• TASK REQUIREMENTS
Check each line of the entries below for the string "value"; copy every line where it appears.

--- WORKING DATA ---

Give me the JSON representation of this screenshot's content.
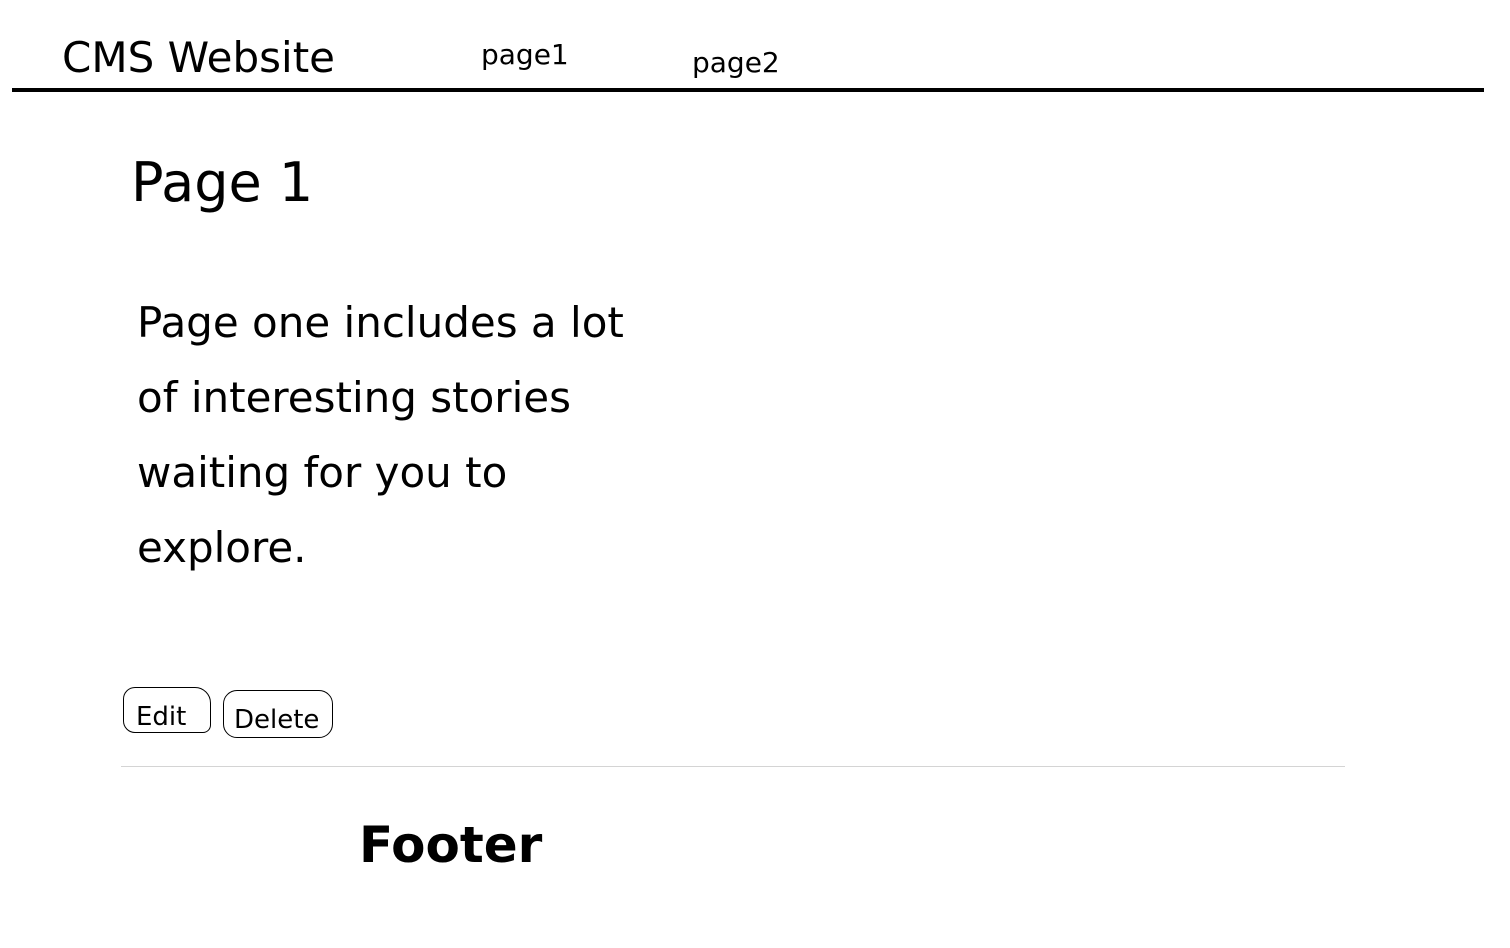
{
  "header": {
    "site_title": "CMS Website",
    "nav": [
      {
        "label": "page1"
      },
      {
        "label": "page2"
      }
    ]
  },
  "main": {
    "title": "Page 1",
    "body": "Page one includes a lot of interesting stories waiting for you to explore.",
    "actions": {
      "edit_label": "Edit",
      "delete_label": "Delete"
    }
  },
  "footer": {
    "title": "Footer"
  },
  "colors": {
    "text": "#000000",
    "background": "#ffffff",
    "header_rule": "#000000",
    "divider": "#d4d4d4"
  }
}
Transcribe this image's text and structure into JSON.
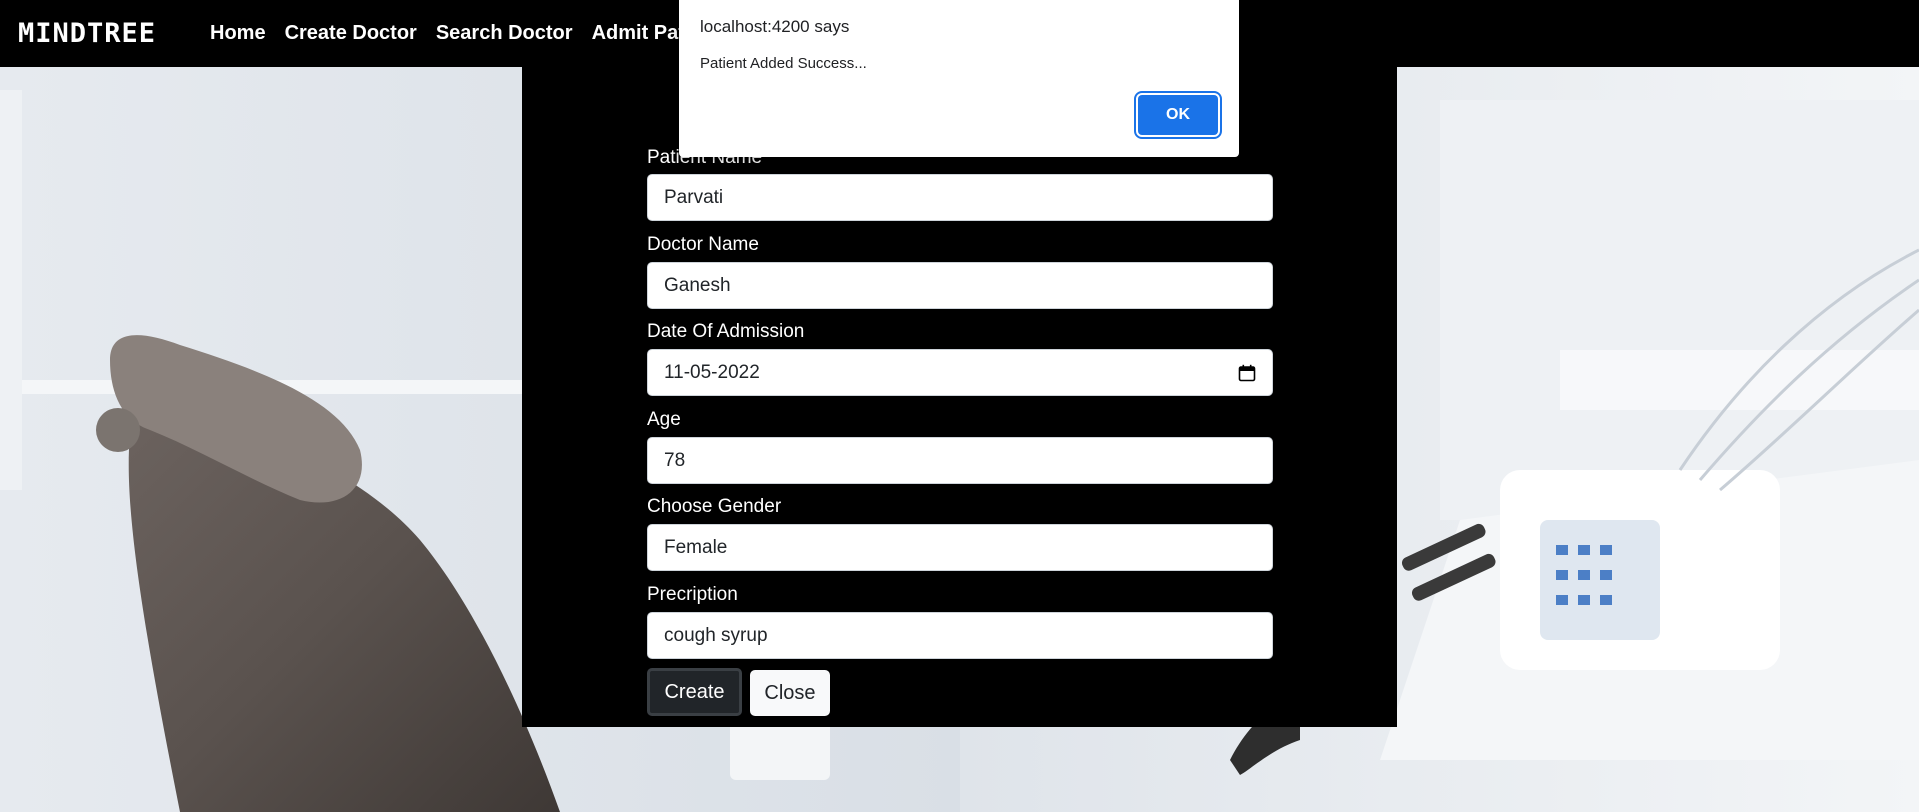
{
  "navbar": {
    "brand": "MINDTREE",
    "links": [
      "Home",
      "Create Doctor",
      "Search Doctor",
      "Admit Patie"
    ]
  },
  "form": {
    "fields": [
      {
        "label": "Patient Name",
        "value": "Parvati"
      },
      {
        "label": "Doctor Name",
        "value": "Ganesh"
      },
      {
        "label": "Date Of Admission",
        "value": "11-05-2022",
        "icon": "calendar-icon"
      },
      {
        "label": "Age",
        "value": "78"
      },
      {
        "label": "Choose Gender",
        "value": "Female"
      },
      {
        "label": "Precription",
        "value": "cough syrup"
      }
    ],
    "create_label": "Create",
    "close_label": "Close"
  },
  "dialog": {
    "title": "localhost:4200 says",
    "message": "Patient Added Success...",
    "ok_label": "OK"
  },
  "colors": {
    "navbar_bg": "#000000",
    "panel_bg": "#000000",
    "ok_button": "#1a73e8",
    "create_button": "#212529"
  }
}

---

• EXPECTED ANSWER
        "value": "Parvati"
        "value": "Ganesh"
        "value": "11-05-2022",
        "value": "78"
        "value": "Female"
        "value": "cough syrup"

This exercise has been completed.